**THE PROBLEM**
Once the pictures are removed, reproduce what is left of the data below exactly.

**RECORDS SHOWN**
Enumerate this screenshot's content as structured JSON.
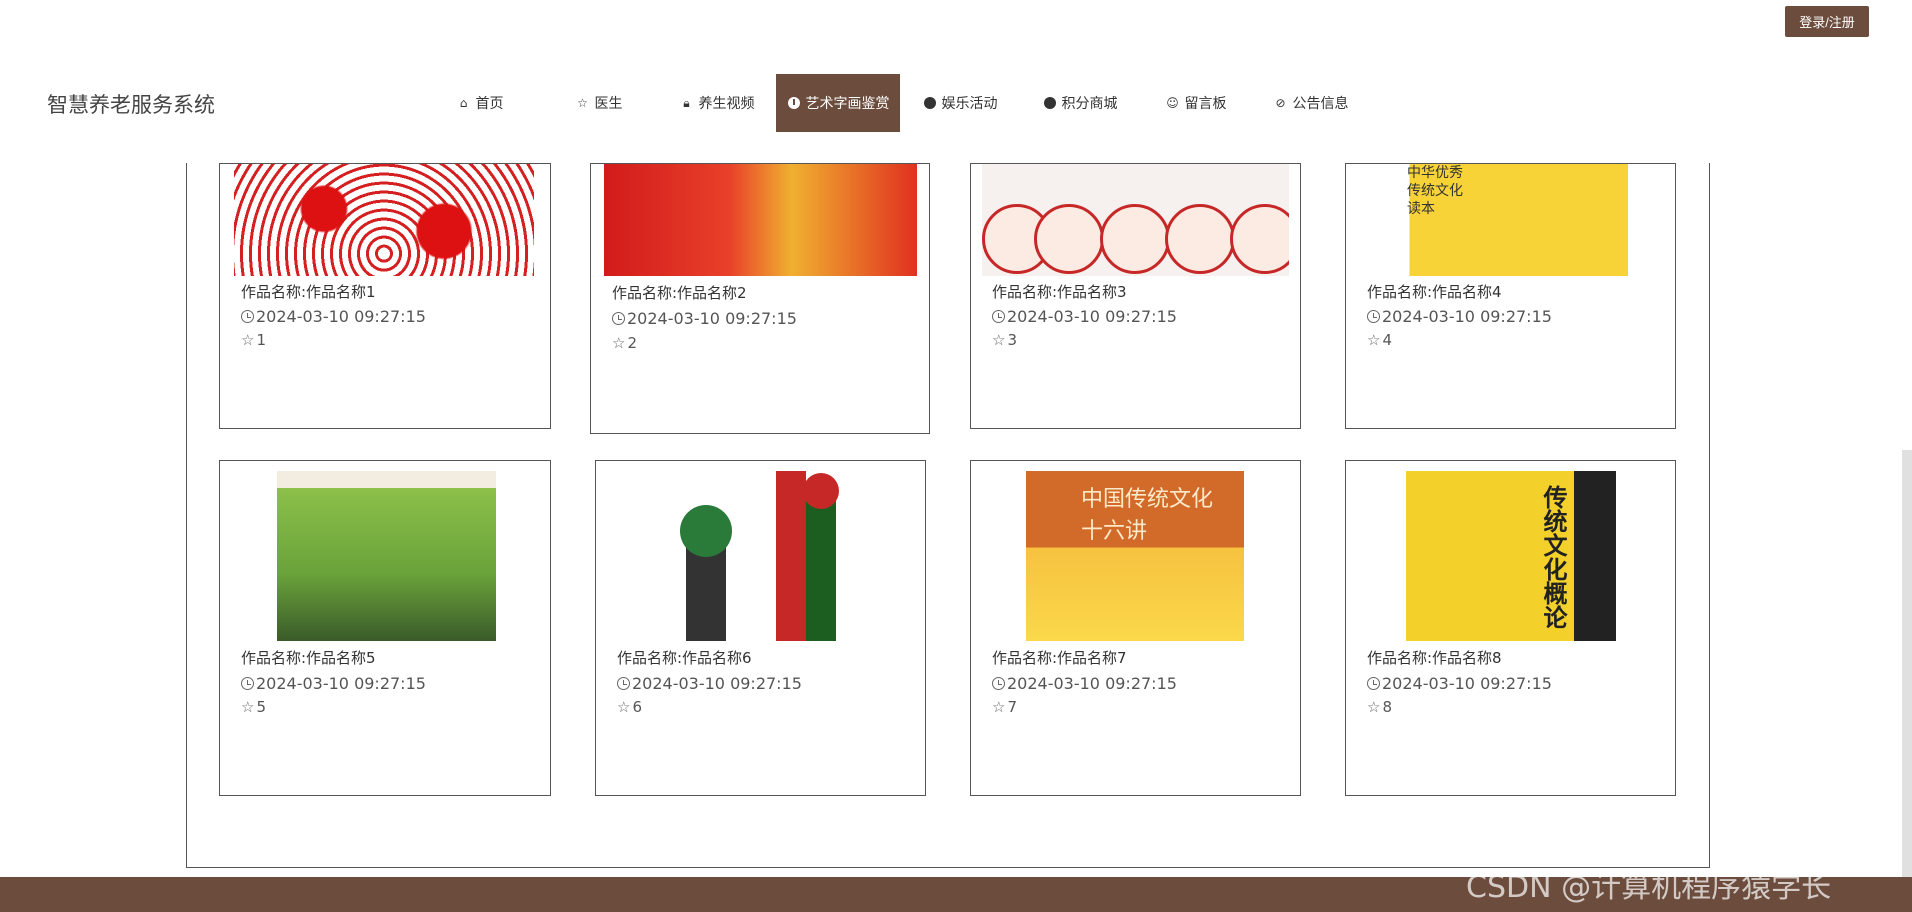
{
  "header": {
    "login_label": "登录/注册",
    "site_title": "智慧养老服务系统"
  },
  "nav": {
    "items": [
      {
        "label": "首页",
        "icon": "home-icon"
      },
      {
        "label": "医生",
        "icon": "star-icon"
      },
      {
        "label": "养生视频",
        "icon": "lock-icon"
      },
      {
        "label": "艺术字画鉴赏",
        "icon": "info-icon",
        "active": true
      },
      {
        "label": "娱乐活动",
        "icon": "question-icon"
      },
      {
        "label": "积分商城",
        "icon": "info-icon"
      },
      {
        "label": "留言板",
        "icon": "smile-icon"
      },
      {
        "label": "公告信息",
        "icon": "check-circle-icon"
      }
    ]
  },
  "cards": [
    {
      "name": "作品名称:作品名称1",
      "time": "2024-03-10 09:27:15",
      "likes": "1"
    },
    {
      "name": "作品名称:作品名称2",
      "time": "2024-03-10 09:27:15",
      "likes": "2"
    },
    {
      "name": "作品名称:作品名称3",
      "time": "2024-03-10 09:27:15",
      "likes": "3"
    },
    {
      "name": "作品名称:作品名称4",
      "time": "2024-03-10 09:27:15",
      "likes": "4"
    },
    {
      "name": "作品名称:作品名称5",
      "time": "2024-03-10 09:27:15",
      "likes": "5"
    },
    {
      "name": "作品名称:作品名称6",
      "time": "2024-03-10 09:27:15",
      "likes": "6"
    },
    {
      "name": "作品名称:作品名称7",
      "time": "2024-03-10 09:27:15",
      "likes": "7"
    },
    {
      "name": "作品名称:作品名称8",
      "time": "2024-03-10 09:27:15",
      "likes": "8"
    }
  ],
  "image_text": {
    "book4": "中华优秀\n传统文化\n读本",
    "book7": "中国传统文化\n十六讲",
    "book8": "传统文化概论"
  },
  "watermark": "CSDN @计算机程序猿学长",
  "colors": {
    "accent": "#6b4c3d",
    "footer": "#6b4c3d"
  }
}
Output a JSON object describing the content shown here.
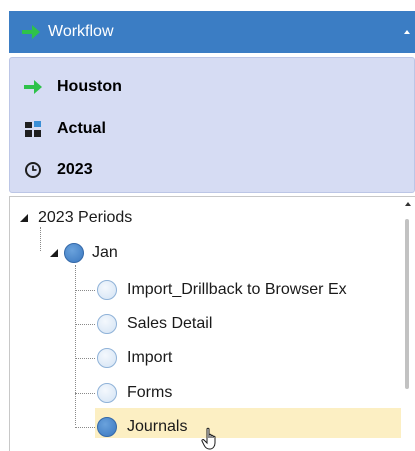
{
  "header": {
    "title": "Workflow",
    "icon": "green-arrow-icon",
    "collapse_icon": "collapse-caret-icon"
  },
  "context": {
    "items": [
      {
        "icon": "green-arrow-icon",
        "label": "Houston"
      },
      {
        "icon": "scenario-blocks-icon",
        "label": "Actual"
      },
      {
        "icon": "clock-icon",
        "label": "2023"
      }
    ]
  },
  "tree": {
    "root": {
      "label": "2023 Periods",
      "expanded": true
    },
    "period": {
      "label": "Jan",
      "expanded": true
    },
    "steps": [
      {
        "label": "Import_Drillback to Browser Ex",
        "status": "empty"
      },
      {
        "label": "Sales Detail",
        "status": "empty"
      },
      {
        "label": "Import",
        "status": "empty"
      },
      {
        "label": "Forms",
        "status": "empty"
      },
      {
        "label": "Journals",
        "status": "filled",
        "selected": true
      }
    ]
  },
  "colors": {
    "header_bg": "#3b7dc4",
    "context_bg": "#d6dcf3",
    "selected_bg": "#fcefc3",
    "accent_green": "#2ec24a",
    "node_blue": "#3b78c0"
  }
}
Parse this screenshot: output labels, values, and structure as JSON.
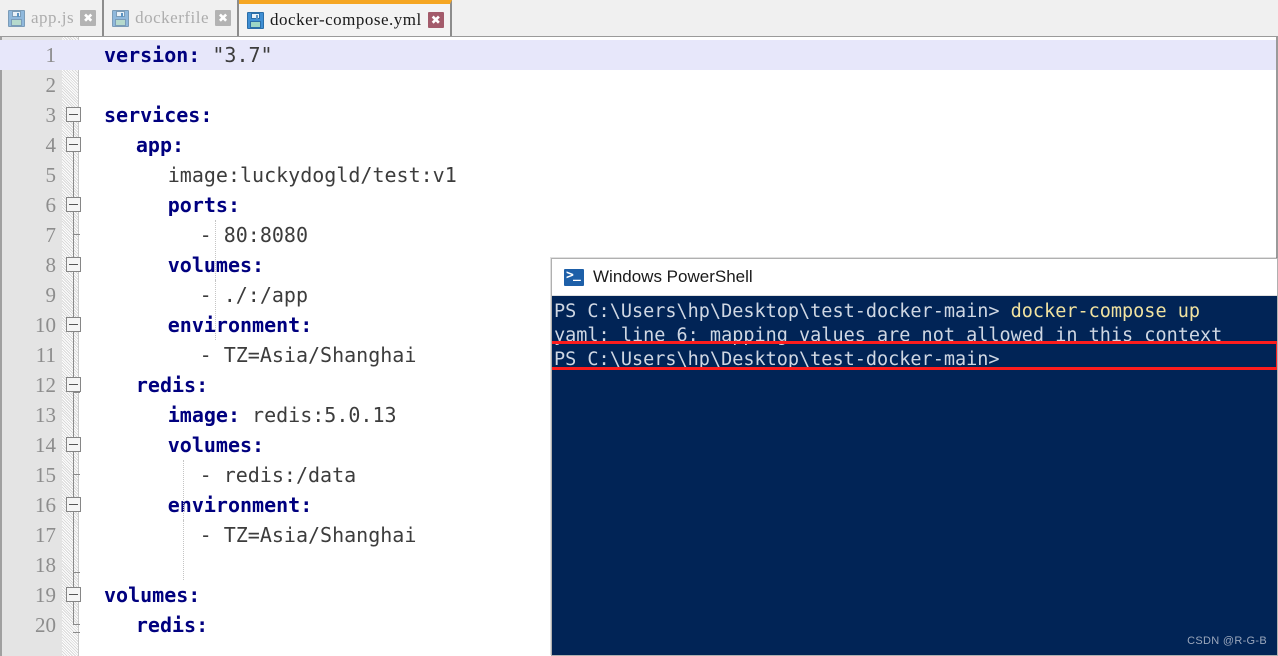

**SOLUTION FOR THIS EXERCISE**
Enumerate this screenshot's content as structured JSON.
{
  "header": {
    "login_label": "登录/注册",
    "site_title": "智慧养老服务系统"
  },
  "nav": {
    "items": [
      {
        "label": "首页",
        "icon": "home-icon"
      },
      {
        "label": "医生",
        "icon": "star-icon"
      },
      {
        "label": "养生视频",
        "icon": "lock-icon"
      },
      {
        "label": "艺术字画鉴赏",
        "icon": "info-icon",
        "active": true
      },
      {
        "label": "娱乐活动",
        "icon": "question-icon"
      },
      {
        "label": "积分商城",
        "icon": "info-icon"
      },
      {
        "label": "留言板",
        "icon": "smile-icon"
      },
      {
        "label": "公告信息",
        "icon": "check-circle-icon"
      }
    ]
  },
  "cards": [
    {
      "name": "作品名称:作品名称1",
      "time": "2024-03-10 09:27:15",
      "likes": "1"
    },
    {
      "name": "作品名称:作品名称2",
      "time": "2024-03-10 09:27:15",
      "likes": "2"
    },
    {
      "name": "作品名称:作品名称3",
      "time": "2024-03-10 09:27:15",
      "likes": "3"
    },
    {
      "name": "作品名称:作品名称4",
      "time": "2024-03-10 09:27:15",
      "likes": "4"
    },
    {
      "name": "作品名称:作品名称5",
      "time": "2024-03-10 09:27:15",
      "likes": "5"
    },
    {
      "name": "作品名称:作品名称6",
      "time": "2024-03-10 09:27:15",
      "likes": "6"
    },
    {
      "name": "作品名称:作品名称7",
      "time": "2024-03-10 09:27:15",
      "likes": "7"
    },
    {
      "name": "作品名称:作品名称8",
      "time": "2024-03-10 09:27:15",
      "likes": "8"
    }
  ],
  "image_text": {
    "book4": "中华优秀\n传统文化\n读本",
    "book7": "中国传统文化\n十六讲",
    "book8": "传统文化概论"
  },
  "watermark": "CSDN @计算机程序猿学长",
  "colors": {
    "accent": "#6b4c3d",
    "footer": "#6b4c3d"
  }
}
Output a JSON object describing the content shown here.
{
  "header": {
    "title": "Workflow",
    "icon": "green-arrow-icon",
    "collapse_icon": "collapse-caret-icon"
  },
  "context": {
    "items": [
      {
        "icon": "green-arrow-icon",
        "label": "Houston"
      },
      {
        "icon": "scenario-blocks-icon",
        "label": "Actual"
      },
      {
        "icon": "clock-icon",
        "label": "2023"
      }
    ]
  },
  "tree": {
    "root": {
      "label": "2023 Periods",
      "expanded": true
    },
    "period": {
      "label": "Jan",
      "expanded": true
    },
    "steps": [
      {
        "label": "Import_Drillback to Browser Ex",
        "status": "empty"
      },
      {
        "label": "Sales Detail",
        "status": "empty"
      },
      {
        "label": "Import",
        "status": "empty"
      },
      {
        "label": "Forms",
        "status": "empty"
      },
      {
        "label": "Journals",
        "status": "filled",
        "selected": true
      }
    ]
  },
  "colors": {
    "header_bg": "#3b7dc4",
    "context_bg": "#d6dcf3",
    "selected_bg": "#fcefc3",
    "accent_green": "#2ec24a",
    "node_blue": "#3b78c0"
  }
}
Parse this screenshot: output labels, values, and structure as JSON.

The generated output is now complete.